DATA TO PROCESS START
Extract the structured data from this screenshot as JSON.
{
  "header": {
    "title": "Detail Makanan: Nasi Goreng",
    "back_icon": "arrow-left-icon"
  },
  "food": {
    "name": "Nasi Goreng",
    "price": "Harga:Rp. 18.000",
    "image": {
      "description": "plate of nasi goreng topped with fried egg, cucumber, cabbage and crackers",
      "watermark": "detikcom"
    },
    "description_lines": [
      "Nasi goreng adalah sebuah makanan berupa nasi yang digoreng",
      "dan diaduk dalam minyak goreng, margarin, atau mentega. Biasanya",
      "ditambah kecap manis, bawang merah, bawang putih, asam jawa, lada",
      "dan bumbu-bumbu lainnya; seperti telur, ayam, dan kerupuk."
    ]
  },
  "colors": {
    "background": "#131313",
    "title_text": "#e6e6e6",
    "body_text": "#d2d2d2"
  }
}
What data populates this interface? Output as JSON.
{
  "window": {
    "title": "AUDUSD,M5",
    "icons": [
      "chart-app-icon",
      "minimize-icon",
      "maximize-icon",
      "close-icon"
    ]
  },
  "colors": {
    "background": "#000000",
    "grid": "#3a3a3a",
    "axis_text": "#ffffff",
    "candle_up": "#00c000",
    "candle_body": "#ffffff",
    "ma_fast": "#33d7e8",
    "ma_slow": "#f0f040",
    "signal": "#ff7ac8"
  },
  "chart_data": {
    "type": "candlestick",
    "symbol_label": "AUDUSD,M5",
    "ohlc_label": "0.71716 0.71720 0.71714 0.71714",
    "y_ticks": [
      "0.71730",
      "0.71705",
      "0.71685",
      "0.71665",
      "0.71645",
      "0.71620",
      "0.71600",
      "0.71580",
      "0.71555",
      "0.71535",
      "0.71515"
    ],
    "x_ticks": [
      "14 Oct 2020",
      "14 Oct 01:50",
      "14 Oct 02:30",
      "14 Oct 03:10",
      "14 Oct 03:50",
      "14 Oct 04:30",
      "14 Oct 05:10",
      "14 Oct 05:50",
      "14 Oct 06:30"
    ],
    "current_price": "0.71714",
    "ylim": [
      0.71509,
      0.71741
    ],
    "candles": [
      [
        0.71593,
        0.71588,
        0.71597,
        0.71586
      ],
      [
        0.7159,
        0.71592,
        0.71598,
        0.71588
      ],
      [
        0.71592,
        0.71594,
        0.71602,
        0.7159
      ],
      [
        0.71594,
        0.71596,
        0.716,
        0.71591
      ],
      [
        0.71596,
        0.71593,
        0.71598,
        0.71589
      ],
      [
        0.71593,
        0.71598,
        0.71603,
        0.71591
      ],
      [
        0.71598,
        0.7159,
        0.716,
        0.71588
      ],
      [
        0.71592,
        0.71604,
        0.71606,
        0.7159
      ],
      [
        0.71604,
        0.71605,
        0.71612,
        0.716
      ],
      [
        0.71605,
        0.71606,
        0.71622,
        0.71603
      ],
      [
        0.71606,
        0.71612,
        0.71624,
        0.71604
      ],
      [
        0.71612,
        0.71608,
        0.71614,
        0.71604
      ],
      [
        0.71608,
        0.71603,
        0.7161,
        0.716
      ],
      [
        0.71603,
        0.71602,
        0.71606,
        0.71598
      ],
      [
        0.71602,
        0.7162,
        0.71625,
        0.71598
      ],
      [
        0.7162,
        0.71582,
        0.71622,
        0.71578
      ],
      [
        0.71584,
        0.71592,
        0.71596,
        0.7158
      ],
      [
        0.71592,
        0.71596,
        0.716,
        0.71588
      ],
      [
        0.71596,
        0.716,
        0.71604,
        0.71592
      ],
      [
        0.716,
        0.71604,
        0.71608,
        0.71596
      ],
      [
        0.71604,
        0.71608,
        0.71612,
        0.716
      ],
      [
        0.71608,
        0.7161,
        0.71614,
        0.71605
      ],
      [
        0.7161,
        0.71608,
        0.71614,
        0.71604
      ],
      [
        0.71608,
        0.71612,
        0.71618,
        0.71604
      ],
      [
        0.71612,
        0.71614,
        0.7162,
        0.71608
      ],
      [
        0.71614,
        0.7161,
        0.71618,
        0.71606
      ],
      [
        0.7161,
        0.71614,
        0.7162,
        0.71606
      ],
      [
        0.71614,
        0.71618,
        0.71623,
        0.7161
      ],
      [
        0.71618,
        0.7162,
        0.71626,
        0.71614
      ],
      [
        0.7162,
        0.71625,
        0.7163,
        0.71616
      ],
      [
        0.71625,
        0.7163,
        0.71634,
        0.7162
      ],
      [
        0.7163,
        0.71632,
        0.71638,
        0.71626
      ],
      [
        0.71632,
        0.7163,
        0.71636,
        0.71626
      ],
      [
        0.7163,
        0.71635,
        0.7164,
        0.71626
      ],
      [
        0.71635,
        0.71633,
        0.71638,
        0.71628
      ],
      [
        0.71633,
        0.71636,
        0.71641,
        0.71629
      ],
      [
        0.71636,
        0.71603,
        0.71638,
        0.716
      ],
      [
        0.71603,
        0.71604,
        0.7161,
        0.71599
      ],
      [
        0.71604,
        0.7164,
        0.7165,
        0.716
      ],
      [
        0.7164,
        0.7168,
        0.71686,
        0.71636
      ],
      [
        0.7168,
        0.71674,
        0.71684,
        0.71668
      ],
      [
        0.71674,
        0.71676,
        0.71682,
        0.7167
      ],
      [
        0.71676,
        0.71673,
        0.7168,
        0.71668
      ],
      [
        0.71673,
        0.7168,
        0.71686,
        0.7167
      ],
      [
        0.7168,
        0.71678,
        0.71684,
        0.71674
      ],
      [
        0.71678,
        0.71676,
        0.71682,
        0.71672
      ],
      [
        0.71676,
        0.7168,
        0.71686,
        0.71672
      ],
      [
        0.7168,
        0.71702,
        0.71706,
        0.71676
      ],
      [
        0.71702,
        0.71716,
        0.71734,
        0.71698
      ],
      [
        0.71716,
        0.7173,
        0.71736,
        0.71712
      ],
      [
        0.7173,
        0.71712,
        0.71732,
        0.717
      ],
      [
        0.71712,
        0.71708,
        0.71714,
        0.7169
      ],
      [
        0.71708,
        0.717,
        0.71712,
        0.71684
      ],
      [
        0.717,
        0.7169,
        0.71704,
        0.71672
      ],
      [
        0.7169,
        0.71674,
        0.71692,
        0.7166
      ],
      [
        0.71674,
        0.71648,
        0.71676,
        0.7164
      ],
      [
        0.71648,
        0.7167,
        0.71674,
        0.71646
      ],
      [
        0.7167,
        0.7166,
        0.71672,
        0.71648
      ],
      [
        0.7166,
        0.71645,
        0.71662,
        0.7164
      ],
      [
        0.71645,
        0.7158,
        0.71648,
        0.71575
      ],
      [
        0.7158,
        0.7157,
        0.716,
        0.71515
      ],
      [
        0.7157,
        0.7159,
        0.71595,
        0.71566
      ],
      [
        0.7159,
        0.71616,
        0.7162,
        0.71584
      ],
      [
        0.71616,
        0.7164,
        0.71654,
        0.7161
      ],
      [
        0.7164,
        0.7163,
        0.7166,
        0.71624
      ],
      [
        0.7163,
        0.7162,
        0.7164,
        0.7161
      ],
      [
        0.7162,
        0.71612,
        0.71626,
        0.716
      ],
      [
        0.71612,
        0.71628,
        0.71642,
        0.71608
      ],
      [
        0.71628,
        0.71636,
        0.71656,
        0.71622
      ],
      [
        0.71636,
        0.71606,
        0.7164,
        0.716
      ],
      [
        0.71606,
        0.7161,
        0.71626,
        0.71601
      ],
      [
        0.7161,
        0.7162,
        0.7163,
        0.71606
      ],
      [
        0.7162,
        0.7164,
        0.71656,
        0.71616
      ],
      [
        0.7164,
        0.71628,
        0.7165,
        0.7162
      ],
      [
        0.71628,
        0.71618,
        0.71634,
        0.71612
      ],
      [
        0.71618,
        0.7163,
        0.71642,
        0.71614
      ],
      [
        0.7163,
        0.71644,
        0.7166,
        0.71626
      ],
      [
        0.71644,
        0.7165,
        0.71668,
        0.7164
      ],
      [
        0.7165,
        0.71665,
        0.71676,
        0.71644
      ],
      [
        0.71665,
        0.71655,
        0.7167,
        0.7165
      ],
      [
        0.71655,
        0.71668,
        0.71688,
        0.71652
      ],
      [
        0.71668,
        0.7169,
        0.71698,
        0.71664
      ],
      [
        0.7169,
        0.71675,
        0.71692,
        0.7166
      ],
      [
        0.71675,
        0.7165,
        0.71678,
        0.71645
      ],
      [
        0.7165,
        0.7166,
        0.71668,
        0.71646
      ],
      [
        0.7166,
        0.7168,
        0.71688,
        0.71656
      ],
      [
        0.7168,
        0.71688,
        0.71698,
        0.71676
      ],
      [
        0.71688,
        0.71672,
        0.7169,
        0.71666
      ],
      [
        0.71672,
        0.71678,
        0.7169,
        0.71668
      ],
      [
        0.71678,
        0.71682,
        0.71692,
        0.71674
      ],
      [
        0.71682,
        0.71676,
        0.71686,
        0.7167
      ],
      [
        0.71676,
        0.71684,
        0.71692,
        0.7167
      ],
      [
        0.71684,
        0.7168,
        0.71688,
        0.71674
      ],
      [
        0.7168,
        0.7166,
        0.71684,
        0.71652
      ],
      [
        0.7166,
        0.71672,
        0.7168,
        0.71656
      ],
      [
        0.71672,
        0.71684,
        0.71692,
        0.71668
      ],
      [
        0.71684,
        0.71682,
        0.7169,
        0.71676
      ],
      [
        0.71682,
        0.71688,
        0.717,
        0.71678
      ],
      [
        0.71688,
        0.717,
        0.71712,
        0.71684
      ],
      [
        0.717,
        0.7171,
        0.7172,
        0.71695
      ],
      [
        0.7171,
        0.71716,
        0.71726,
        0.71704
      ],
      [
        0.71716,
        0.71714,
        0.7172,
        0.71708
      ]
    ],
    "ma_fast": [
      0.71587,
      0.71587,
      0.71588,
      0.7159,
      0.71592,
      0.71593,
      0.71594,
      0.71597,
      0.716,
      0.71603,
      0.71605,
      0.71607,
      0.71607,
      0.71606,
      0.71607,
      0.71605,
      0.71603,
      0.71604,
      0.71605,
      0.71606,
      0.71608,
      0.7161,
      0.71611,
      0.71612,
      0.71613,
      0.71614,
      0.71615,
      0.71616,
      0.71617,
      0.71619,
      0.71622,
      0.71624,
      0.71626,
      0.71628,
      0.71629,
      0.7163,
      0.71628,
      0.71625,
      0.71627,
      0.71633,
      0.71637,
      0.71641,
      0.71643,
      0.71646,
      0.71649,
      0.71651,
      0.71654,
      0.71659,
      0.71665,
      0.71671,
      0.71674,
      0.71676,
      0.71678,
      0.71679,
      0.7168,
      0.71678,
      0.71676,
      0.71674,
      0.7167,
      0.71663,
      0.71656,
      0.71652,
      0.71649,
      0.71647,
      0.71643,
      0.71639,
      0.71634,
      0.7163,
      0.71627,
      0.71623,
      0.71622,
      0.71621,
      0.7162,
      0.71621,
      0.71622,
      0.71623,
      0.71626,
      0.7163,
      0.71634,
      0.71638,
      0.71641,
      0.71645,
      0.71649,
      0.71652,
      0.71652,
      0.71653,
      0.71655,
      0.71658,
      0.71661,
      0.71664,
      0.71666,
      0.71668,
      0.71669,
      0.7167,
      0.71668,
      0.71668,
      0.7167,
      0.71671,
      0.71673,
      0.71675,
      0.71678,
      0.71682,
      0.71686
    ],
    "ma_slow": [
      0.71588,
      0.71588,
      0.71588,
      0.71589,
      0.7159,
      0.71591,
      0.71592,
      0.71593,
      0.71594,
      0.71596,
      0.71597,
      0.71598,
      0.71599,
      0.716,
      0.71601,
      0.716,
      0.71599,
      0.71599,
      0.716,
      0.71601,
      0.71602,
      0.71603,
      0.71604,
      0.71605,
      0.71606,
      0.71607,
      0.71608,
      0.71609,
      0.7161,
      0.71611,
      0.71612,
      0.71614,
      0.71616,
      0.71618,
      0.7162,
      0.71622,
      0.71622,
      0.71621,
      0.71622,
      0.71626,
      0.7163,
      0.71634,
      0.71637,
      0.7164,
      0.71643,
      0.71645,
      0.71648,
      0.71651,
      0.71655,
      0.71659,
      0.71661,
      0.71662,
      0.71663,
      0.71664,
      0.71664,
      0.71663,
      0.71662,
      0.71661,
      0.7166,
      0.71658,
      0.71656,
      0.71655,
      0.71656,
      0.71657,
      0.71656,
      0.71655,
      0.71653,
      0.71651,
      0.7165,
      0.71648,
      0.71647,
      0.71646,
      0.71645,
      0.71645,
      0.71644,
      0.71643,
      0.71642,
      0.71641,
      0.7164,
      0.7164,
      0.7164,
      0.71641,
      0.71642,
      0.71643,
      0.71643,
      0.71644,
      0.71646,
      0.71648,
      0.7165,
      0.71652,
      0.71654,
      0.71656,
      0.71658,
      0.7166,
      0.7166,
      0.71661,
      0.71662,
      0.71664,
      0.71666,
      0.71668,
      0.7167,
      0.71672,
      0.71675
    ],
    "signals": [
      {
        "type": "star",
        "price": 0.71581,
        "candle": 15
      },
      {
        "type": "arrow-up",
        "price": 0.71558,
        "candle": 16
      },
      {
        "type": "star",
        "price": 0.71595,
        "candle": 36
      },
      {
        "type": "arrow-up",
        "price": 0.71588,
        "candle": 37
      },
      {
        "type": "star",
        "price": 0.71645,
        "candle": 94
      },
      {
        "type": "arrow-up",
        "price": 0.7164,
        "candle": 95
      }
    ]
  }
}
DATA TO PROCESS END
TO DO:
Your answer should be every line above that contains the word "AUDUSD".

RESULT FOR THIS TASK:
    "title": "AUDUSD,M5",
    "symbol_label": "AUDUSD,M5",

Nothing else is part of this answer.